= What the task requires =
From the records below, please return each line that holds the word "location".

= Records =
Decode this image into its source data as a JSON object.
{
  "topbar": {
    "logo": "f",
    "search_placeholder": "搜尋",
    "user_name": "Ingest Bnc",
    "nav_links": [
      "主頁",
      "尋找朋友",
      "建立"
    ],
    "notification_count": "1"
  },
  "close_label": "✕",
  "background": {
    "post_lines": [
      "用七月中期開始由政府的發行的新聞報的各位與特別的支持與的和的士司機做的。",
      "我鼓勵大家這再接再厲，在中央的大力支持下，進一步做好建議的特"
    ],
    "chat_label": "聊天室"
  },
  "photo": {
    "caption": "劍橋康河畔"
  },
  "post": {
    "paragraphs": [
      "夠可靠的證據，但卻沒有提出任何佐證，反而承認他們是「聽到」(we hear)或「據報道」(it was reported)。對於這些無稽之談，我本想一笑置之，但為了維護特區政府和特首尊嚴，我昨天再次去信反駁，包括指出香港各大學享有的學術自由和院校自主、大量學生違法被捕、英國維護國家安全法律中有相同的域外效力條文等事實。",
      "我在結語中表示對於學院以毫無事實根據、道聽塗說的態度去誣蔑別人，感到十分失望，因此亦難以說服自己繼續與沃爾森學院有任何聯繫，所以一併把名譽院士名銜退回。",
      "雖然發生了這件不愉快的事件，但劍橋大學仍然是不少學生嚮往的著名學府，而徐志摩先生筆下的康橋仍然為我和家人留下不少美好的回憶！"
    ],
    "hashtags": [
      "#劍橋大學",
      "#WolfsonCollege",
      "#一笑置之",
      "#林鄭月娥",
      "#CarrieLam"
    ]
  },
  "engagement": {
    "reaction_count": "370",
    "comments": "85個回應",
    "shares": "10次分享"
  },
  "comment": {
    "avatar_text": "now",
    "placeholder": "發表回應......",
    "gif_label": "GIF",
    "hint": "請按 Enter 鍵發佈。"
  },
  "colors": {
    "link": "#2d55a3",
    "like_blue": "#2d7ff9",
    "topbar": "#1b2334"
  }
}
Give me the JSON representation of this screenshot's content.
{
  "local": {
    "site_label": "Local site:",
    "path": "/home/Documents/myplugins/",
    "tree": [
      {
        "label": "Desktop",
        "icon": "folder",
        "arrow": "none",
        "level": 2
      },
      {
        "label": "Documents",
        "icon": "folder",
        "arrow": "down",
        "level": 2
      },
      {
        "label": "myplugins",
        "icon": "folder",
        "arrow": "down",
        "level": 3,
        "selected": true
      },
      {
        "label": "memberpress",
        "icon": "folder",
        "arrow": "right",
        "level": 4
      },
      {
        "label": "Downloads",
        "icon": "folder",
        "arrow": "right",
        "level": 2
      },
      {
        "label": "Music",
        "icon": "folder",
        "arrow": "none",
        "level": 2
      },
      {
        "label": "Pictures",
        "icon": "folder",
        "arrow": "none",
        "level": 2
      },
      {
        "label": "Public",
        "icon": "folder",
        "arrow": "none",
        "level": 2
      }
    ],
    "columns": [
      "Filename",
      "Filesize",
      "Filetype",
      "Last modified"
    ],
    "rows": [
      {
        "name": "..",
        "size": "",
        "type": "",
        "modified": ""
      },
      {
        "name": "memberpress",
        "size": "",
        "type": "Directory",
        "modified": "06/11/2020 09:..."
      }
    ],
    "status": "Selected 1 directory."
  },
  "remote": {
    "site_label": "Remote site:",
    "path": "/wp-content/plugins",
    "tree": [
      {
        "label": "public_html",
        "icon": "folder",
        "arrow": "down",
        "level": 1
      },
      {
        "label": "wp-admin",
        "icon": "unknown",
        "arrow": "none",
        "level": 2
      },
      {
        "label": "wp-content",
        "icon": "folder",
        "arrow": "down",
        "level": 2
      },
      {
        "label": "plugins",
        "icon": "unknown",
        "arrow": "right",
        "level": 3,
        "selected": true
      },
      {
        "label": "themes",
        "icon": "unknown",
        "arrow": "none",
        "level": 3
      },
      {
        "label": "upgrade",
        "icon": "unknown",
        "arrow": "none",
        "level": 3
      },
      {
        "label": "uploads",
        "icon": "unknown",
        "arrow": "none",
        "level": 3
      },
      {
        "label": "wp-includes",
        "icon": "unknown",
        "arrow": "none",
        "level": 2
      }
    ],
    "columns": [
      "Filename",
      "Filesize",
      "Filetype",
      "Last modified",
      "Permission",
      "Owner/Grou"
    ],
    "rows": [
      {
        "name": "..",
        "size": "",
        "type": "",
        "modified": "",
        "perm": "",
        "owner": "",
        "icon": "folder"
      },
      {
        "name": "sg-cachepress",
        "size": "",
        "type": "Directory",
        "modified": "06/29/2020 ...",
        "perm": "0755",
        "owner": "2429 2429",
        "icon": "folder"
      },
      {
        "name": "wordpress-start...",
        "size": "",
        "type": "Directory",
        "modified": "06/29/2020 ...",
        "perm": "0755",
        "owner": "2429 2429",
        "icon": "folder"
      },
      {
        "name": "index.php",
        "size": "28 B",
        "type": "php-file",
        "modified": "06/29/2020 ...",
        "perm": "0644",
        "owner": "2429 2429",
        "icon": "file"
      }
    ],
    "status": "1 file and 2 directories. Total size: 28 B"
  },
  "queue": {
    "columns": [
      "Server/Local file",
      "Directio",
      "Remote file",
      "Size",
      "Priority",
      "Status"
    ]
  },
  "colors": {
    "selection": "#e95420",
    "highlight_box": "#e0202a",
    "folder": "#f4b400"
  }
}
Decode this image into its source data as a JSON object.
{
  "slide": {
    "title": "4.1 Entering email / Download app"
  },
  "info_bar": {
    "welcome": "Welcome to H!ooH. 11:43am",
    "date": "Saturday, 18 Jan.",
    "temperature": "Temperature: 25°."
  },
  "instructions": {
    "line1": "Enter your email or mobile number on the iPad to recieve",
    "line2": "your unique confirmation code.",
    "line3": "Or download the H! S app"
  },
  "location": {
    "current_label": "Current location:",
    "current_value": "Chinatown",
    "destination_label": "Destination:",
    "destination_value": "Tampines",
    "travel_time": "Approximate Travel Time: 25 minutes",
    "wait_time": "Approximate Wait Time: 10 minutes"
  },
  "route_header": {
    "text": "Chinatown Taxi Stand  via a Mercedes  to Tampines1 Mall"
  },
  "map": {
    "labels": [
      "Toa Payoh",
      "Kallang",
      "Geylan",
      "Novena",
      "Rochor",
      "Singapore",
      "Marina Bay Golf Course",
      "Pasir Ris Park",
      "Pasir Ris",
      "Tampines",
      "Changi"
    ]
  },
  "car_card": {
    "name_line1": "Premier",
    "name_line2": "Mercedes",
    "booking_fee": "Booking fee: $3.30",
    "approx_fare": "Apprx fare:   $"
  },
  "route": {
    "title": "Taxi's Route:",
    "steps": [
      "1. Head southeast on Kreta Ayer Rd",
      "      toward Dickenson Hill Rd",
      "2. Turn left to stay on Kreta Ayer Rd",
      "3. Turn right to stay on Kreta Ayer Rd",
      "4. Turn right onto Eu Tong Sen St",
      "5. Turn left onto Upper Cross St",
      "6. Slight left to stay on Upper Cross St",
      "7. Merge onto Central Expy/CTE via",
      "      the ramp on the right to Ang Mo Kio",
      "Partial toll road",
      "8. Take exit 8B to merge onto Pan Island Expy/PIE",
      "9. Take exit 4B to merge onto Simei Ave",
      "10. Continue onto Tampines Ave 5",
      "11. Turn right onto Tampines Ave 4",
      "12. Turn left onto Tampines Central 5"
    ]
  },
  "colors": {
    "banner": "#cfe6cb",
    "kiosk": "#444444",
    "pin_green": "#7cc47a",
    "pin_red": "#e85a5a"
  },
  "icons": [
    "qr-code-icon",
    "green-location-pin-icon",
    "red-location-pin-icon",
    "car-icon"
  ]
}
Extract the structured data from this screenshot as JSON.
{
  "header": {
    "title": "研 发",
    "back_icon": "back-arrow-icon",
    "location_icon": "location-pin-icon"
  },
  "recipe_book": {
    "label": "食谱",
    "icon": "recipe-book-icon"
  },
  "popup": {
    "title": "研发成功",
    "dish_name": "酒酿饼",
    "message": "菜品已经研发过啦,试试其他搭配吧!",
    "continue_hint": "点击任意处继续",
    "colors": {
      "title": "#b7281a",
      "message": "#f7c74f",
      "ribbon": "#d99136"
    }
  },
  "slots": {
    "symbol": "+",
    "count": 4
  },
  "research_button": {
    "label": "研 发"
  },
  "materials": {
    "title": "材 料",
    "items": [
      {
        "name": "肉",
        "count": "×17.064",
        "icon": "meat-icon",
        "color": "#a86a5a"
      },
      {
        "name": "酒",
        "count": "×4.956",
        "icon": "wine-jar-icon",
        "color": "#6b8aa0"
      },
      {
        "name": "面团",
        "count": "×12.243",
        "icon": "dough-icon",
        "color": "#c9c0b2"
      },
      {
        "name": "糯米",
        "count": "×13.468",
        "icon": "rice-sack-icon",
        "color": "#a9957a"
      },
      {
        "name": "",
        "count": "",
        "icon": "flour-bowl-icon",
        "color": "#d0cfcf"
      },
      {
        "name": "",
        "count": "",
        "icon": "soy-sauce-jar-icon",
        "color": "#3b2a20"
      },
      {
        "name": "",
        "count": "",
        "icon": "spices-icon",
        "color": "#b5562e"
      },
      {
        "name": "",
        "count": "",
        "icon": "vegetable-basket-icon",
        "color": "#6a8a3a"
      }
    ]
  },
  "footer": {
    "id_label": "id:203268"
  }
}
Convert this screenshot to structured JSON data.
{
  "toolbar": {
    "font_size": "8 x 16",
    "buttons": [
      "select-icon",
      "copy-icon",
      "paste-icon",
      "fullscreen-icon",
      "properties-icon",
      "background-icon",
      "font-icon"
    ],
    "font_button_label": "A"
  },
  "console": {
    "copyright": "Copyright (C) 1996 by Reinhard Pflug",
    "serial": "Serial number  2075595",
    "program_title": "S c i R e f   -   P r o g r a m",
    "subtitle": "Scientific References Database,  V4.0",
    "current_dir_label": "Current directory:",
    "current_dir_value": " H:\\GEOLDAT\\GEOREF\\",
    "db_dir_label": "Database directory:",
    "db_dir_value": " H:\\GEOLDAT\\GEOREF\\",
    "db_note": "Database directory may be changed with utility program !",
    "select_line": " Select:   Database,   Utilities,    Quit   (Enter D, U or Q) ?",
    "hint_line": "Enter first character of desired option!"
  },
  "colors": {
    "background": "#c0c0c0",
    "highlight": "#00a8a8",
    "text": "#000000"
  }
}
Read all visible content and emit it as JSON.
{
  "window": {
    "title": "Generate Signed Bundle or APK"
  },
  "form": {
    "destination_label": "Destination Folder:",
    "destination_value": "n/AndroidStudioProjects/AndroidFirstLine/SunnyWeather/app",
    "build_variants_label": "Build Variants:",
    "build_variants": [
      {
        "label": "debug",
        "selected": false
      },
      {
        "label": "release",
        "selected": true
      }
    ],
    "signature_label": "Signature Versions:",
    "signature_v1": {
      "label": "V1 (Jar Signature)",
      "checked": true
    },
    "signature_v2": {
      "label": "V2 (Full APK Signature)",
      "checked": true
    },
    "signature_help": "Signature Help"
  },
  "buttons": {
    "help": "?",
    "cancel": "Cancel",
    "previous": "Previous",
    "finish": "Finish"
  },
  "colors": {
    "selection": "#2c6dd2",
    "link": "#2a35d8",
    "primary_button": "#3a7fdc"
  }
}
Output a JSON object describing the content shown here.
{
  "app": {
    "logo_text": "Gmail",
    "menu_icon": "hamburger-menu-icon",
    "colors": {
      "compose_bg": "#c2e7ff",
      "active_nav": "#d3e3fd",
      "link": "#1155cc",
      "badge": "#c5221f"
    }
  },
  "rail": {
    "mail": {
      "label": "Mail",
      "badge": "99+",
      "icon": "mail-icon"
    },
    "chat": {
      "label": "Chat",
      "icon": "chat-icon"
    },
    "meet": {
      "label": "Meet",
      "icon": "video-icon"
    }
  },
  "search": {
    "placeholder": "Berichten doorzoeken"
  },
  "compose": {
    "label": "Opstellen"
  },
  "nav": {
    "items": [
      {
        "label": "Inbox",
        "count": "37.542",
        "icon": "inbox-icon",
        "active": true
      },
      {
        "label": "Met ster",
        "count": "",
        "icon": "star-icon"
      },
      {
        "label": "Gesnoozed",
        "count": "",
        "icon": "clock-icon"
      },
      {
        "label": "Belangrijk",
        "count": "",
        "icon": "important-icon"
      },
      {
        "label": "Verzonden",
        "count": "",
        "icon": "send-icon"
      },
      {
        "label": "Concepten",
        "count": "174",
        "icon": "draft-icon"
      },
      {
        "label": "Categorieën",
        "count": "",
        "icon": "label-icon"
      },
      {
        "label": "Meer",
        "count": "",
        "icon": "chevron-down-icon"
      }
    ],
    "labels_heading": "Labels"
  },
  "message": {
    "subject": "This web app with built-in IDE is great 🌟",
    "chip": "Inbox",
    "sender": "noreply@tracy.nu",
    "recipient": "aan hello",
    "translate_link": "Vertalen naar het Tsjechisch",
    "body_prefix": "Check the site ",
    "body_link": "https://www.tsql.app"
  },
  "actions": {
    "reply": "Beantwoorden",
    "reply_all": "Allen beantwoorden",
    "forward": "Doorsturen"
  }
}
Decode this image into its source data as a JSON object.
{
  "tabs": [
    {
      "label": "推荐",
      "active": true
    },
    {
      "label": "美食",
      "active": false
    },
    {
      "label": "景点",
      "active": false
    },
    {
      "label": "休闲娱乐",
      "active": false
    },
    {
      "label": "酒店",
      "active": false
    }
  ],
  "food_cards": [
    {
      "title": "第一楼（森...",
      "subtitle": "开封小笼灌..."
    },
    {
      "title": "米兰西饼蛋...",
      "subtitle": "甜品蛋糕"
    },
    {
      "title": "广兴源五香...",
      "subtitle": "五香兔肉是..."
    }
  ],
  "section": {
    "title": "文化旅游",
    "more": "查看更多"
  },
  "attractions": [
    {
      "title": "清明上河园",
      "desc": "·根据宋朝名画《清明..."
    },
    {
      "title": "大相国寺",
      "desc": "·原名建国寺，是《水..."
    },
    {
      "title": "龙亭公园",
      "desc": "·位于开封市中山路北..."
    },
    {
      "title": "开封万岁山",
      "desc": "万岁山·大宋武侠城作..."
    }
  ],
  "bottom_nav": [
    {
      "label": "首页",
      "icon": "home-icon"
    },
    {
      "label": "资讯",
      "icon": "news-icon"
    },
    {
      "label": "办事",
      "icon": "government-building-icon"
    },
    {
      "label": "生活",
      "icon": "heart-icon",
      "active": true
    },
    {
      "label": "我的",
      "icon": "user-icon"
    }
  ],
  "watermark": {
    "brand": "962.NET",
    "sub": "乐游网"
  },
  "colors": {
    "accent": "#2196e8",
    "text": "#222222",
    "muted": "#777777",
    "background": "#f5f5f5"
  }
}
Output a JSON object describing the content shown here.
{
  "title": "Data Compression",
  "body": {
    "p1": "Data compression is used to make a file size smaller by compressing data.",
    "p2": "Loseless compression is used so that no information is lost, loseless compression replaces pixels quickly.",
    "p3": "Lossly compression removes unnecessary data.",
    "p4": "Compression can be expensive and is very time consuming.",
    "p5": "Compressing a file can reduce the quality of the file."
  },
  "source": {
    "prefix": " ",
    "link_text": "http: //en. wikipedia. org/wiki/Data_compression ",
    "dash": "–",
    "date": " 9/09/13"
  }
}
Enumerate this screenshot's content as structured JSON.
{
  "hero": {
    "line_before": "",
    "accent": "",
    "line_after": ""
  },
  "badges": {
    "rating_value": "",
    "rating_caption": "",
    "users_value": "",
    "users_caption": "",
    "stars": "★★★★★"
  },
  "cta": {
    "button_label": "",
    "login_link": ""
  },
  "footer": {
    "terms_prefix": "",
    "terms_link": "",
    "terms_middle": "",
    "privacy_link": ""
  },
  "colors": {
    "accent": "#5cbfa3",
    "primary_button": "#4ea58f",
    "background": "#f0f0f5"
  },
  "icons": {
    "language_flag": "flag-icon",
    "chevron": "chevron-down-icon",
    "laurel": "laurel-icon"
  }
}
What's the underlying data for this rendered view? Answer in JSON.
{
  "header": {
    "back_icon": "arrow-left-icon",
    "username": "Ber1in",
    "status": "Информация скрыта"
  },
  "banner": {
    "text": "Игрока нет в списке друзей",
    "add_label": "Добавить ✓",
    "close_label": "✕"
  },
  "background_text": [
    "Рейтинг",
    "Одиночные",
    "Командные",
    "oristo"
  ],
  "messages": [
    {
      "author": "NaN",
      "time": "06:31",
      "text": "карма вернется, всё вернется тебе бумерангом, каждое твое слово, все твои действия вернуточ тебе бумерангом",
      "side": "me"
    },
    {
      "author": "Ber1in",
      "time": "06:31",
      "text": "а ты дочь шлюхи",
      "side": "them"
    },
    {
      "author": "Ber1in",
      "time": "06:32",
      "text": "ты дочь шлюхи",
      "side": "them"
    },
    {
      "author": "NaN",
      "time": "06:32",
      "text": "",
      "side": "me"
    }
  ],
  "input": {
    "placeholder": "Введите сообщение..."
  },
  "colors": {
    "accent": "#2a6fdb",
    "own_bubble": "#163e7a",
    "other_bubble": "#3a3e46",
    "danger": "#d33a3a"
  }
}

= Task result =
  "location": {
    "current_label": "Current location:",
    "green-location-pin-icon",
    "red-location-pin-icon",
    "location_icon": "location-pin-icon"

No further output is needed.